Given the difficulties encountered in a direct measurement of the start time, its value is calculated by taking a difference measurement of the temperature of the glass wall which substantially corresponds to an integrated temperature measurement of the getter due to the components included between getter device 102 on the point of measurement on the glass wall 105. These components include the vacuum, the getter support, any "Dag" coating and the glass wall.

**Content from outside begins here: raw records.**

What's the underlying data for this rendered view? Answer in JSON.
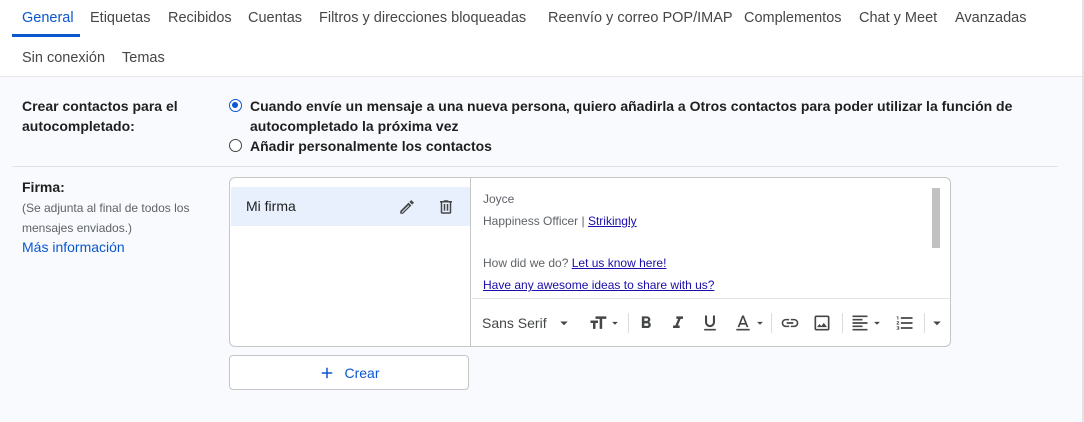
{
  "tabs": [
    {
      "label": "General",
      "active": true
    },
    {
      "label": "Etiquetas"
    },
    {
      "label": "Recibidos"
    },
    {
      "label": "Cuentas"
    },
    {
      "label": "Filtros y direcciones bloqueadas"
    },
    {
      "label": "Reenvío y correo POP/IMAP"
    },
    {
      "label": "Complementos"
    },
    {
      "label": "Chat y Meet"
    },
    {
      "label": "Avanzadas"
    },
    {
      "label": "Sin conexión"
    },
    {
      "label": "Temas"
    }
  ],
  "contacts": {
    "label_line1": "Crear contactos para el",
    "label_line2": "autocompletado:",
    "option1_line1": "Cuando envíe un mensaje a una nueva persona, quiero añadirla a Otros contactos para poder utilizar la función de",
    "option1_line2": "autocompletado la próxima vez",
    "option2": "Añadir personalmente los contactos",
    "selected": 1
  },
  "signature": {
    "label": "Firma:",
    "note_line1": "(Se adjunta al final de todos los",
    "note_line2": "mensajes enviados.)",
    "more_info": "Más información",
    "items": [
      {
        "name": "Mi firma"
      }
    ],
    "content": {
      "name": "Joyce",
      "title": "Happiness Officer | ",
      "company": "Strikingly",
      "question": "How did we do? ",
      "question_link": "Let us know here!",
      "ideas": "Have any awesome ideas to share with us?"
    },
    "toolbar": {
      "font": "Sans Serif"
    },
    "create_label": "Crear"
  },
  "colors": {
    "accent": "#0b57d0",
    "selected_bg": "#e8f0fe"
  }
}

In effect the graph represented in FIG. 3, which shows the temperature measured by device 108, 110 on the external portion of glass wall 105, is substantially the integral of the curve shown in FIG. 2. It is seen that the initial temperature, T.sub.o, of the kinescope indicated in FIG. 3 is higher than that of the getter in FIG. 2 which is normal due to the preliminary kinescope degassing treatment and sealing. However the initial temperature, T.sub.o, has no effect on the determination of the start time in as much as an absolute value of temperature is not considered but rather a temperature difference, .DELTA.T=T.sub.i -T.sub.o. the time corresponding to temperature T.sub.i determines the start time or time of start of barium evaporation. The value of .DELTA.T is calculated form previous laboratory experiments by analyzing a series of curves made using kinescopes provided with a window in the "Dag". The value of .DELTA.T depends, naturally, on the thickness and type of glass employed, on the thickness of the "Dag" as well as on the type of getter support (the presence or otherwise of ceramic) and remains constant for an extremely large number of kinescopes in mass production. Of course the working conditions must be maintained reasonably constant for example the probe 108 must remain perfectly coaxial with getter device 102 and with coil 106, the sensor 110 is maintained at a distance of 30 cm from coil 106 and the temperature of the external surface of the kinescope is less than C.

Although the invention has been described in considerable detail with reference to certain preferred embodiments designed to teach those skilled in the art how best to practice the invention, it will be realized that other modifications may be employed without departing from the spirit and scope of the appended claims.